What is expected:
From the first line to the last, retype the data below exactly.

Records:
- - - -

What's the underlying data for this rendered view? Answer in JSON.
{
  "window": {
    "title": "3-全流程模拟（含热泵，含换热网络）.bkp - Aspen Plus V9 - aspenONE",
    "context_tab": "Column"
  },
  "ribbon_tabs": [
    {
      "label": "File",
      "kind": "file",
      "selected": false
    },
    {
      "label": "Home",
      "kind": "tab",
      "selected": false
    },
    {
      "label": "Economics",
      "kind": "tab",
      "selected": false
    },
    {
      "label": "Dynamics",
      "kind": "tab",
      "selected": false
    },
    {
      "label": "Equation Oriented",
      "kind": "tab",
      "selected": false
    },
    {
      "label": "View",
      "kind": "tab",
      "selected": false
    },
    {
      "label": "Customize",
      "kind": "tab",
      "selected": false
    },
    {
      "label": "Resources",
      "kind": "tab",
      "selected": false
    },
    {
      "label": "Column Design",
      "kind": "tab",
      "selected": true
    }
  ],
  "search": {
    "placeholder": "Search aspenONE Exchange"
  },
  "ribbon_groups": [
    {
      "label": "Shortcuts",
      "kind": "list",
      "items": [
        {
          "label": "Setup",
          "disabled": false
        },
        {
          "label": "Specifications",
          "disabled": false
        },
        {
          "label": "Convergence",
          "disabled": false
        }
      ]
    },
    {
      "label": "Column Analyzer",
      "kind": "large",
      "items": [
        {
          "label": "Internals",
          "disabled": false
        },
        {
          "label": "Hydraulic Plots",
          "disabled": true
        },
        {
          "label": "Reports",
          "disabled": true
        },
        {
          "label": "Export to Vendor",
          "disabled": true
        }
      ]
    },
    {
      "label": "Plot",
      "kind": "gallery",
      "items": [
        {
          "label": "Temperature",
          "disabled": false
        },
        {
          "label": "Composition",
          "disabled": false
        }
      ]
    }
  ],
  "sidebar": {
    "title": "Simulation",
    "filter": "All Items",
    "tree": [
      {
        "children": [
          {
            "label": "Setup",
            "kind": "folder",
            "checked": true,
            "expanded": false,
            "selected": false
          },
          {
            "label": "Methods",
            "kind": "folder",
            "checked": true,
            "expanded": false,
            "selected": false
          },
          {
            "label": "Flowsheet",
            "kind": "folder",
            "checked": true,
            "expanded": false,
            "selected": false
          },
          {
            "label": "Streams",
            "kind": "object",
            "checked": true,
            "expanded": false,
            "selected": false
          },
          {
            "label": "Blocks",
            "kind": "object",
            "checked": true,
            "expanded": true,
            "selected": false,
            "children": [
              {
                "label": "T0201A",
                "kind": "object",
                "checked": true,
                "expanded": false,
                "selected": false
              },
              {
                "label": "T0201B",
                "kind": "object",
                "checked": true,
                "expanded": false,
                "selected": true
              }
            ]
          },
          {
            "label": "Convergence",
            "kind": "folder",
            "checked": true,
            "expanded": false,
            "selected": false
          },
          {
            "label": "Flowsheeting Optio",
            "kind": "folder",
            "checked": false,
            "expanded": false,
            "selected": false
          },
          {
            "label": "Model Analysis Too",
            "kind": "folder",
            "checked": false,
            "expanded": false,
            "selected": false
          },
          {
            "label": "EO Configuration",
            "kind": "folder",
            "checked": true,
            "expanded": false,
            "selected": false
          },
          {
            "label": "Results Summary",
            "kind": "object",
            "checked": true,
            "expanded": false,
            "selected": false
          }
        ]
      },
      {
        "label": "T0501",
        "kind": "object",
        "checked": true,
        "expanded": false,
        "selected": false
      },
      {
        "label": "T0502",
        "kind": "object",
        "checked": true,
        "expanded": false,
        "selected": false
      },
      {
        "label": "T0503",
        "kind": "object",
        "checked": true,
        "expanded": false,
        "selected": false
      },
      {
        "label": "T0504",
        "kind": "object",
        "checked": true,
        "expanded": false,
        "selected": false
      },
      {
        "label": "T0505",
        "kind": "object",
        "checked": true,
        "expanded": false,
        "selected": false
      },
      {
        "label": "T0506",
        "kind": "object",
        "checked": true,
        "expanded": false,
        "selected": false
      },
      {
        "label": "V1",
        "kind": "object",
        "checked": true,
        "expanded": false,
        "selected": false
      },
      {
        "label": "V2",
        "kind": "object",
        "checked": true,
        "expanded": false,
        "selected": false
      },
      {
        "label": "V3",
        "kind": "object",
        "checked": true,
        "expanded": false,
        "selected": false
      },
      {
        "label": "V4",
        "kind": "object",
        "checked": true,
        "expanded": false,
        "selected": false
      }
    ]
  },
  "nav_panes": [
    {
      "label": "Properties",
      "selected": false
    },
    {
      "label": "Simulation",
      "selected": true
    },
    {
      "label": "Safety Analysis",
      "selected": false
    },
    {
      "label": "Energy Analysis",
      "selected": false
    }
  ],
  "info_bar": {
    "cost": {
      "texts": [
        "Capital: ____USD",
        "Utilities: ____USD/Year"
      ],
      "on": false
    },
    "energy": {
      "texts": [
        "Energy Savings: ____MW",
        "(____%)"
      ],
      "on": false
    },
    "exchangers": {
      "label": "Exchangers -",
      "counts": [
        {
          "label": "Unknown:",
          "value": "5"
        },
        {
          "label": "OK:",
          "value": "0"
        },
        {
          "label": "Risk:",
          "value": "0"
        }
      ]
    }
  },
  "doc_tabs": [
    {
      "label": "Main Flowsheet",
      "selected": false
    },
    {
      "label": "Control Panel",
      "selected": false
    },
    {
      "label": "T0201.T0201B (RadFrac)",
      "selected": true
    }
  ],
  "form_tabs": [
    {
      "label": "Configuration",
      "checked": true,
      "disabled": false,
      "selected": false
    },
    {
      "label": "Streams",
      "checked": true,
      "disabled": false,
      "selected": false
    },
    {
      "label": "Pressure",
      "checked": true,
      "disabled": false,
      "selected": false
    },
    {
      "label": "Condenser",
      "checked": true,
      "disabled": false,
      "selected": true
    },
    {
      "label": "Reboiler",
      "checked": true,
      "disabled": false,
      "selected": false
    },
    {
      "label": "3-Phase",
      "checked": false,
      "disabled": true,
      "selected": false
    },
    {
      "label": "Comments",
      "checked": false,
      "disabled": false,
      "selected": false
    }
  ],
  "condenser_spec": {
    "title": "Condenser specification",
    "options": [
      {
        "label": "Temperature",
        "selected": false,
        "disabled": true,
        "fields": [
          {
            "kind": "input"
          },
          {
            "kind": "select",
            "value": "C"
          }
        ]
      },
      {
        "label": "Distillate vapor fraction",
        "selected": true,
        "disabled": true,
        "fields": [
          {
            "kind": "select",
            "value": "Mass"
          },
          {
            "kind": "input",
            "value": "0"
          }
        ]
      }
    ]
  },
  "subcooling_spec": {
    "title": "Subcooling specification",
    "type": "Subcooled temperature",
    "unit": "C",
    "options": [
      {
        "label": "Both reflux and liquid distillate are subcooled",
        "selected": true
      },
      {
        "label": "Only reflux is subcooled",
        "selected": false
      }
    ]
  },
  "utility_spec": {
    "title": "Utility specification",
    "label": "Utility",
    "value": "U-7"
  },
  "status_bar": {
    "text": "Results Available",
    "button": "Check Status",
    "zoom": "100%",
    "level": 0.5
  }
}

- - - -

Your solution:
What's the underlying data for this rendered view? Answer in JSON.
{
  "window": {
    "title": "3-全流程模拟（含热泵，含换热网络）.bkp - Aspen Plus V9 - aspenONE",
    "context_tab": "Column"
  },
  "ribbon_tabs": [
    {
      "label": "File",
      "kind": "file",
      "selected": false
    },
    {
      "label": "Home",
      "kind": "tab",
      "selected": false
    },
    {
      "label": "Economics",
      "kind": "tab",
      "selected": false
    },
    {
      "label": "Dynamics",
      "kind": "tab",
      "selected": false
    },
    {
      "label": "Equation Oriented",
      "kind": "tab",
      "selected": false
    },
    {
      "label": "View",
      "kind": "tab",
      "selected": false
    },
    {
      "label": "Customize",
      "kind": "tab",
      "selected": false
    },
    {
      "label": "Resources",
      "kind": "tab",
      "selected": false
    },
    {
      "label": "Column Design",
      "kind": "tab",
      "selected": true
    }
  ],
  "search": {
    "placeholder": "Search aspenONE Exchange"
  },
  "ribbon_groups": [
    {
      "label": "Shortcuts",
      "kind": "list",
      "items": [
        {
          "label": "Setup",
          "disabled": false
        },
        {
          "label": "Specifications",
          "disabled": false
        },
        {
          "label": "Convergence",
          "disabled": false
        }
      ]
    },
    {
      "label": "Column Analyzer",
      "kind": "large",
      "items": [
        {
          "label": "Internals",
          "disabled": false
        },
        {
          "label": "Hydraulic Plots",
          "disabled": true
        },
        {
          "label": "Reports",
          "disabled": true
        },
        {
          "label": "Export to Vendor",
          "disabled": true
        }
      ]
    },
    {
      "label": "Plot",
      "kind": "gallery",
      "items": [
        {
          "label": "Temperature",
          "disabled": false
        },
        {
          "label": "Composition",
          "disabled": false
        }
      ]
    }
  ],
  "sidebar": {
    "title": "Simulation",
    "filter": "All Items",
    "tree": [
      {
        "children": [
          {
            "label": "Setup",
            "kind": "folder",
            "checked": true,
            "expanded": false,
            "selected": false
          },
          {
            "label": "Methods",
            "kind": "folder",
            "checked": true,
            "expanded": false,
            "selected": false
          },
          {
            "label": "Flowsheet",
            "kind": "folder",
            "checked": true,
            "expanded": false,
            "selected": false
          },
          {
            "label": "Streams",
            "kind": "object",
            "checked": true,
            "expanded": false,
            "selected": false
          },
          {
            "label": "Blocks",
            "kind": "object",
            "checked": true,
            "expanded": true,
            "selected": false,
            "children": [
              {
                "label": "T0201A",
                "kind": "object",
                "checked": true,
                "expanded": false,
                "selected": false
              },
              {
                "label": "T0201B",
                "kind": "object",
                "checked": true,
                "expanded": false,
                "selected": true
              }
            ]
          },
          {
            "label": "Convergence",
            "kind": "folder",
            "checked": true,
            "expanded": false,
            "selected": false
          },
          {
            "label": "Flowsheeting Optio",
            "kind": "folder",
            "checked": false,
            "expanded": false,
            "selected": false
          },
          {
            "label": "Model Analysis Too",
            "kind": "folder",
            "checked": false,
            "expanded": false,
            "selected": false
          },
          {
            "label": "EO Configuration",
            "kind": "folder",
            "checked": true,
            "expanded": false,
            "selected": false
          },
          {
            "label": "Results Summary",
            "kind": "object",
            "checked": true,
            "expanded": false,
            "selected": false
          }
        ]
      },
      {
        "label": "T0501",
        "kind": "object",
        "checked": true,
        "expanded": false,
        "selected": false
      },
      {
        "label": "T0502",
        "kind": "object",
        "checked": true,
        "expanded": false,
        "selected": false
      },
      {
        "label": "T0503",
        "kind": "object",
        "checked": true,
        "expanded": false,
        "selected": false
      },
      {
        "label": "T0504",
        "kind": "object",
        "checked": true,
        "expanded": false,
        "selected": false
      },
      {
        "label": "T0505",
        "kind": "object",
        "checked": true,
        "expanded": false,
        "selected": false
      },
      {
        "label": "T0506",
        "kind": "object",
        "checked": true,
        "expanded": false,
        "selected": false
      },
      {
        "label": "V1",
        "kind": "object",
        "checked": true,
        "expanded": false,
        "selected": false
      },
      {
        "label": "V2",
        "kind": "object",
        "checked": true,
        "expanded": false,
        "selected": false
      },
      {
        "label": "V3",
        "kind": "object",
        "checked": true,
        "expanded": false,
        "selected": false
      },
      {
        "label": "V4",
        "kind": "object",
        "checked": true,
        "expanded": false,
        "selected": false
      }
    ]
  },
  "nav_panes": [
    {
      "label": "Properties",
      "selected": false
    },
    {
      "label": "Simulation",
      "selected": true
    },
    {
      "label": "Safety Analysis",
      "selected": false
    },
    {
      "label": "Energy Analysis",
      "selected": false
    }
  ],
  "info_bar": {
    "cost": {
      "texts": [
        "Capital: ____USD",
        "Utilities: ____USD/Year"
      ],
      "on": false
    },
    "energy": {
      "texts": [
        "Energy Savings: ____MW",
        "(____%)"
      ],
      "on": false
    },
    "exchangers": {
      "label": "Exchangers -",
      "counts": [
        {
          "label": "Unknown:",
          "value": "5"
        },
        {
          "label": "OK:",
          "value": "0"
        },
        {
          "label": "Risk:",
          "value": "0"
        }
      ]
    }
  },
  "doc_tabs": [
    {
      "label": "Main Flowsheet",
      "selected": false
    },
    {
      "label": "Control Panel",
      "selected": false
    },
    {
      "label": "T0201.T0201B (RadFrac)",
      "selected": true
    }
  ],
  "form_tabs": [
    {
      "label": "Configuration",
      "checked": true,
      "disabled": false,
      "selected": false
    },
    {
      "label": "Streams",
      "checked": true,
      "disabled": false,
      "selected": false
    },
    {
      "label": "Pressure",
      "checked": true,
      "disabled": false,
      "selected": false
    },
    {
      "label": "Condenser",
      "checked": true,
      "disabled": false,
      "selected": true
    },
    {
      "label": "Reboiler",
      "checked": true,
      "disabled": false,
      "selected": false
    },
    {
      "label": "3-Phase",
      "checked": false,
      "disabled": true,
      "selected": false
    },
    {
      "label": "Comments",
      "checked": false,
      "disabled": false,
      "selected": false
    }
  ],
  "condenser_spec": {
    "title": "Condenser specification",
    "options": [
      {
        "label": "Temperature",
        "selected": false,
        "disabled": true,
        "fields": [
          {
            "kind": "input"
          },
          {
            "kind": "select",
            "value": "C"
          }
        ]
      },
      {
        "label": "Distillate vapor fraction",
        "selected": true,
        "disabled": true,
        "fields": [
          {
            "kind": "select",
            "value": "Mass"
          },
          {
            "kind": "input",
            "value": "0"
          }
        ]
      }
    ]
  },
  "subcooling_spec": {
    "title": "Subcooling specification",
    "type": "Subcooled temperature",
    "unit": "C",
    "options": [
      {
        "label": "Both reflux and liquid distillate are subcooled",
        "selected": true
      },
      {
        "label": "Only reflux is subcooled",
        "selected": false
      }
    ]
  },
  "utility_spec": {
    "title": "Utility specification",
    "label": "Utility",
    "value": "U-7"
  },
  "status_bar": {
    "text": "Results Available",
    "button": "Check Status",
    "zoom": "100%",
    "level": 0.5
  }
}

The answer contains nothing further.